▶ **TO DO**:
Copy out all the lines of the data precisely, omitting any pictures.

Interface dataset entries:
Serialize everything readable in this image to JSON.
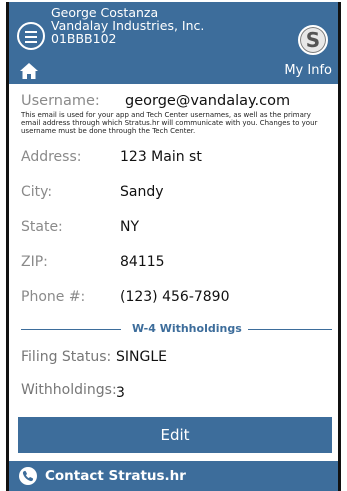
{
  "header": {
    "user_name": "George Costanza",
    "company": "Vandalay Industries, Inc.",
    "employee_id": "01BBB102",
    "logo_letter": "S"
  },
  "nav": {
    "page_title": "My Info"
  },
  "profile": {
    "username_label": "Username:",
    "username_value": "george@vandalay.com",
    "username_note": "This email is used for your app and Tech Center usernames, as well as the primary email address through which Stratus.hr will communicate with you. Changes to your username must be done through the Tech Center.",
    "fields": [
      {
        "label": "Address:",
        "value": "123 Main st"
      },
      {
        "label": "City:",
        "value": "Sandy"
      },
      {
        "label": "State:",
        "value": "NY"
      },
      {
        "label": "ZIP:",
        "value": "84115"
      },
      {
        "label": "Phone #:",
        "value": "(123) 456-7890"
      }
    ]
  },
  "w4": {
    "section_title": "W-4 Withholdings",
    "filing_status_label": "Filing Status:",
    "filing_status_value": "SINGLE",
    "withholdings_label": "Withholdings:",
    "withholdings_value": "3"
  },
  "actions": {
    "edit_label": "Edit"
  },
  "footer": {
    "contact_label": "Contact Stratus.hr"
  },
  "colors": {
    "accent": "#3d6d9b"
  }
}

▶ **EXERCISE OUTPUT**:
Serialize everything readable in this image to JSON.
{
  "header": {
    "user_name": "George Costanza",
    "company": "Vandalay Industries, Inc.",
    "employee_id": "01BBB102",
    "logo_letter": "S"
  },
  "nav": {
    "page_title": "My Info"
  },
  "profile": {
    "username_label": "Username:",
    "username_value": "george@vandalay.com",
    "username_note": "This email is used for your app and Tech Center usernames, as well as the primary email address through which Stratus.hr will communicate with you. Changes to your username must be done through the Tech Center.",
    "fields": [
      {
        "label": "Address:",
        "value": "123 Main st"
      },
      {
        "label": "City:",
        "value": "Sandy"
      },
      {
        "label": "State:",
        "value": "NY"
      },
      {
        "label": "ZIP:",
        "value": "84115"
      },
      {
        "label": "Phone #:",
        "value": "(123) 456-7890"
      }
    ]
  },
  "w4": {
    "section_title": "W-4 Withholdings",
    "filing_status_label": "Filing Status:",
    "filing_status_value": "SINGLE",
    "withholdings_label": "Withholdings:",
    "withholdings_value": "3"
  },
  "actions": {
    "edit_label": "Edit"
  },
  "footer": {
    "contact_label": "Contact Stratus.hr"
  },
  "colors": {
    "accent": "#3d6d9b"
  }
}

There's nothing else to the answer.